Having used H5P from the very beginning, NDLA has a vast number of resources and needs to maintain a tight control over the upgrading of library versions. This means that the existing resources in Edlib won't be affected by a system upgrade/installation of a newer version on the same library (H5P content type). Each resource can be individually upgraded to either the next available version or directly to the latest version. In addition, the admin panel enables the maintainers to do a controlled bulk upgrade of all resources from one version to another.

Overview of installed libraries of Course Presentation with content and possibility for bulk upgrade
Image: Overview of installed libraries of Course Presentation with content and possibility for bulk upgrade

To ensure consistency regarding content type versions, Edlib will prohibit users from uploading resources with unsupported versions through the H5P hub, making upgrading a task for authorized users only.

Enabled H5P Types​

Edlib supports all H5P content types, and NDLA has chosen the varieties they want to keep in their H5P hub. This gives NDLA control over what content types are used. It also provides NDLA the possibility of doing a qualified review/test of the types they want before deciding to enable them for the organization as a whole. The review and testing are done in their test environment. It's important to note that all former H5P content types, with content, will be visible for filtering and search purposes within Edlib even if the content type has been disabled for the purpose of creating new content.

Custom H5P Content Types​

NDLA has developed several H5P content types from scratch and forked existing official H5P types to add wanted functionality. These content types were made to meet the demands for providing high-quality learning resources. The content types are made to work within Edlib and in general installations of H5P, for exmaple, via WordPress plugins. Each of the content types is accessible as a separate repository on NDLA's GitHub accounts, https://github.com/NDLANO and https://github.com/NDLA-H5P.

Summary​

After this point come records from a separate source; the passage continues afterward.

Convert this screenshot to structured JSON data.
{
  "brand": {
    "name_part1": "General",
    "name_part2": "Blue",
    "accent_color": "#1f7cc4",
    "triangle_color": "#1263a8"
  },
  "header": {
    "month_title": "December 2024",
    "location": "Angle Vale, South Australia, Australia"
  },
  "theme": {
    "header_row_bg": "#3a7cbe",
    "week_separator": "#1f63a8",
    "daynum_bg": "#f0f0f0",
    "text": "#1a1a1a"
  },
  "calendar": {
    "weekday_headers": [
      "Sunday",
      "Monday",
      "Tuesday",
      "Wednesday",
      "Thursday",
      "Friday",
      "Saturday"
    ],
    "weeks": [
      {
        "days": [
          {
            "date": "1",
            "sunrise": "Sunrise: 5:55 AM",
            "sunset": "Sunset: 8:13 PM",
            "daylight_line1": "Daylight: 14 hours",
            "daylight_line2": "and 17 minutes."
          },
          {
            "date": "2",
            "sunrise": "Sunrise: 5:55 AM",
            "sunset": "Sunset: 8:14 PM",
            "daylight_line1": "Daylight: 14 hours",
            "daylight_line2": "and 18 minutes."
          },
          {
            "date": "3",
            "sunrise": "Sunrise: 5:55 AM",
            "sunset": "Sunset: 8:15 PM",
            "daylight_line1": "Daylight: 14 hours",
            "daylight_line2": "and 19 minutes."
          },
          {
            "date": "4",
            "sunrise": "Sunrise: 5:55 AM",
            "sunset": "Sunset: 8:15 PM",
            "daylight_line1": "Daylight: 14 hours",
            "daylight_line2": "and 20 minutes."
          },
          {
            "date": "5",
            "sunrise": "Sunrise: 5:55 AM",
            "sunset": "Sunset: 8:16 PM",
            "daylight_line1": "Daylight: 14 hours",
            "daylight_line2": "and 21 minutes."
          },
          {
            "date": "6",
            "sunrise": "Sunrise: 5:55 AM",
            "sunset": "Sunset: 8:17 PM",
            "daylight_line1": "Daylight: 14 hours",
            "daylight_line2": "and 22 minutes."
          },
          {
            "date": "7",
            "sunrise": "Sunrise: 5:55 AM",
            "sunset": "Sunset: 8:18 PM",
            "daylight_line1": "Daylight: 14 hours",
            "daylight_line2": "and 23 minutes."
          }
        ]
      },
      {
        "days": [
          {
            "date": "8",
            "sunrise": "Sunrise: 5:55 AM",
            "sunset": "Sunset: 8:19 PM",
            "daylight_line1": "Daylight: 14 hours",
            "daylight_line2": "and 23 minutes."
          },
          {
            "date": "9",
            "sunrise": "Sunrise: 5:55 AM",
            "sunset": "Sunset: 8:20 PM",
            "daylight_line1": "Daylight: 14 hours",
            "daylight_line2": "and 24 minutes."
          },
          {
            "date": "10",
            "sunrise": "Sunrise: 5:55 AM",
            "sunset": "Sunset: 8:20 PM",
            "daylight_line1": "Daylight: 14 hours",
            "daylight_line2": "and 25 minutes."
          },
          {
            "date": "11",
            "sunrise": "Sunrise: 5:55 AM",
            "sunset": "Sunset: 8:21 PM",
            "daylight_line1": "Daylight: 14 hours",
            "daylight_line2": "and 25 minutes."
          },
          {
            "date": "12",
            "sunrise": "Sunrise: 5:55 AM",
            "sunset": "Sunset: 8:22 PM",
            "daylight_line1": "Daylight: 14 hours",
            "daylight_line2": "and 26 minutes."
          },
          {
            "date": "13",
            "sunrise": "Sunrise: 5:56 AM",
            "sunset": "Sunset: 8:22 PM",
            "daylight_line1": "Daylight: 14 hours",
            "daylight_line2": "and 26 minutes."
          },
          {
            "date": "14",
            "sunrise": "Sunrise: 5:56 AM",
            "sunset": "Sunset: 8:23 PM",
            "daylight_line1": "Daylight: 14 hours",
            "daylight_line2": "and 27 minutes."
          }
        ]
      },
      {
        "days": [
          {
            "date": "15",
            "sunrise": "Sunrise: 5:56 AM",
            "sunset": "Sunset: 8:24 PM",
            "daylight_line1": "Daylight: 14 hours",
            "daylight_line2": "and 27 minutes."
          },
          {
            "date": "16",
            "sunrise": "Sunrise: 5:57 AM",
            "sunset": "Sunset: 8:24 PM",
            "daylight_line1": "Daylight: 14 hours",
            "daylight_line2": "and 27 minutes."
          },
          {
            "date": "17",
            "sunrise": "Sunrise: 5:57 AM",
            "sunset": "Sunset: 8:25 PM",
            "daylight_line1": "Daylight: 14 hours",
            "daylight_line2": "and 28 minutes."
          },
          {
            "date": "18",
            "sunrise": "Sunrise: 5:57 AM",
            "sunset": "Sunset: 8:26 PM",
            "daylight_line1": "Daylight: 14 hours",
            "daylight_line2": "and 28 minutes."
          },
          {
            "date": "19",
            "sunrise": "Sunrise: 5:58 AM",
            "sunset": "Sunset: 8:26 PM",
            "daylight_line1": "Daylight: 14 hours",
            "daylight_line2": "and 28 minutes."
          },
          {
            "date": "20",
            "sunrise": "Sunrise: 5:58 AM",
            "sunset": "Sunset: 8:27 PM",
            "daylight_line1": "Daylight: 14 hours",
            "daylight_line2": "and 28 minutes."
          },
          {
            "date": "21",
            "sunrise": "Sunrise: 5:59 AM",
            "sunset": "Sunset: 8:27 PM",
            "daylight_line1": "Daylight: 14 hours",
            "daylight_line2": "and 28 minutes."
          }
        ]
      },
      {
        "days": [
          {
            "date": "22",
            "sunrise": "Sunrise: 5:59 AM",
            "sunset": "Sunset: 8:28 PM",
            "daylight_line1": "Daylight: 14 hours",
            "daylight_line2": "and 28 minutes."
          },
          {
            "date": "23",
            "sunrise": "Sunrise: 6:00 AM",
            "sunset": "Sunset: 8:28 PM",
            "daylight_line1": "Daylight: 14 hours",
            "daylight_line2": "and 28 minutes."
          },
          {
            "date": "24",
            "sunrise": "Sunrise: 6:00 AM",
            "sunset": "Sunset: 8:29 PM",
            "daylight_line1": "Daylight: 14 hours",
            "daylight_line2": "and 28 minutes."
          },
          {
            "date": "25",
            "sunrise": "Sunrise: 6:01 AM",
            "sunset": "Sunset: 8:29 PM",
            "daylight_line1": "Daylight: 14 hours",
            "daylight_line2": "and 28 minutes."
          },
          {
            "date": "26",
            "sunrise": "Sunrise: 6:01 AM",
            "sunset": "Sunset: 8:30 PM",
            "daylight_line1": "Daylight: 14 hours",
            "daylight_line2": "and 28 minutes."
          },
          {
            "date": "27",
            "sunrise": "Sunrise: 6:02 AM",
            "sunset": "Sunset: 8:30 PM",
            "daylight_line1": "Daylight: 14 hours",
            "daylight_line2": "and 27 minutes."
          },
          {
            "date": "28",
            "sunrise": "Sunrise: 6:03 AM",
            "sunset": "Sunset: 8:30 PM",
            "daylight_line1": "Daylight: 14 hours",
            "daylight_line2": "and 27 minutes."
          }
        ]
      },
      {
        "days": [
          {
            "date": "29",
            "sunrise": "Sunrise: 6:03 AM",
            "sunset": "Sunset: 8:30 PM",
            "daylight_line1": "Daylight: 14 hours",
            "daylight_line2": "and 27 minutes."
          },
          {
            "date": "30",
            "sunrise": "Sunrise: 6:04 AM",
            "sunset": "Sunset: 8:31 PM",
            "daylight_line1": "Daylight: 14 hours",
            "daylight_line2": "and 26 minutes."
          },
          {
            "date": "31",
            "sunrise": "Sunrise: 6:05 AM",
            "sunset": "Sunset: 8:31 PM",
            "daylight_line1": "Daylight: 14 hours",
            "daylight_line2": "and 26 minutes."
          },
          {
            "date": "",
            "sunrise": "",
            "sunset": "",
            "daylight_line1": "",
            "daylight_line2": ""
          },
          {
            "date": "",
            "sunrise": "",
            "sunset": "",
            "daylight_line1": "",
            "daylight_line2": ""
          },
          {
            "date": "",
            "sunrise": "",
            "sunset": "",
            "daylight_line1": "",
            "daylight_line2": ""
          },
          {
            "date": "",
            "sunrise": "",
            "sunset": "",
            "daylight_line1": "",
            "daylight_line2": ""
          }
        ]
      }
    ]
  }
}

Through Edlib, NDLA gets to cherry-pick the best from the H5P world and mix it with custom types made from scratch or forked from existing ones. NDLA meets their custom demands and features while keeping superior control over the content and versions. Finally, NDLA gets to be a part of the development of Edlib through their own requirements and inspiring dedication to digital learning through open educational resources. A perfect fit for Edlib.